Speaking on how the company plans to tackle the weak performance, Fernando Fernandez, Unilever CFO, said: “We are taking actions to restore competitiveness in the category. We start to see benefits of a sharpened pricing and promotional strategy in the United States that brought in-home volumes back to positive territory in the fourth quarter.

“A difficult year calls for reflection and then action. We have put in place a new leadership team led by Peter ter Kulve, who has great experience in the category. This team is reviewing the end-to-end economics of the business with a goal of improving operational grip and productivity.”

Last year, Unilever made a full restructure of the ice-cream team, slimming down the size of the executive group and “replacing 80% of country and regional leaders”, Schumacher said.

The group signalled intensions to reorganise its management last December.

When asked whether the company had seen downtrading in ice cream in the US, Schumacher said: “No, I wouldn’t say so”, adding that the market has “a different dynamic”.

The company’s increase in “promotional intensity to address competitiveness” was showing promise, he said. “I feel with the numbers we’re getting that’s working, and volumes…will turn to positive in North America in Q4”.

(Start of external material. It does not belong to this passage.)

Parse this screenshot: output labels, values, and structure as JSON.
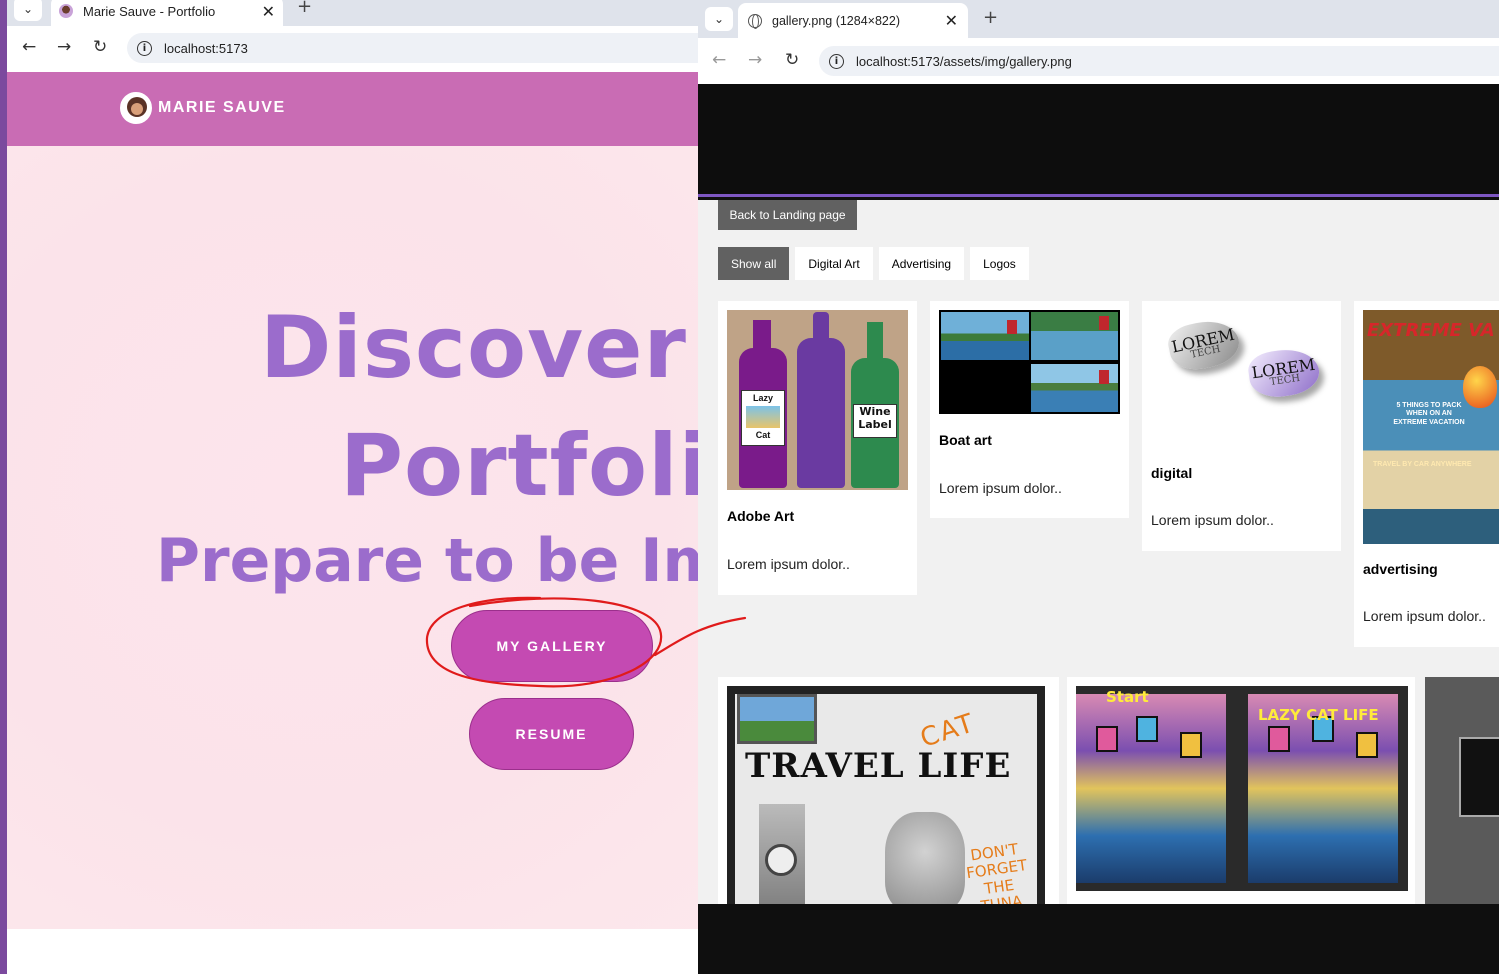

Speaking on product pricing, he said: “Clearly, we will price competitively in ice cream and we’re very determined on that” but the CEO stressed that certain ingredients like cocoa and sugar “remain inflationary”.

He continued: “The actions in ice cream should really come from a much stronger execution, a new look at the total supply chain and transforming our distribution and our network into a very competitive set.”

Unilever booked a total group annual turnover of €59.6m, down 0.8% year-on-year, which reflected an “unacceptable” level of competitiveness, said Fernandez.

Operating profit declined 9.3% to €9.8bn while net profit was down 13.7% at €7.1bn. The operating margin dropped by 150 basis points to 16.4%.

Like ice cream, Unilever’s nutrition business also saw a negative impact from input-cost inflation which resulted in higher pricing.

The unit, which produces brands including Knorr stock cubes and Hellmann’s mayonnaise, recorded €13.2bn in revenue in 2023, a 5% drop on 2022.

Underlying volume growth dropped 2.2% in the segment, though sales growth increased 7.7%.

Nutrition took the largest hit in Europe, the company said, due to “continued cost inflation, the targeted exit of unprofitable SKUs and private label share gains, impacting both volumes and profitability”.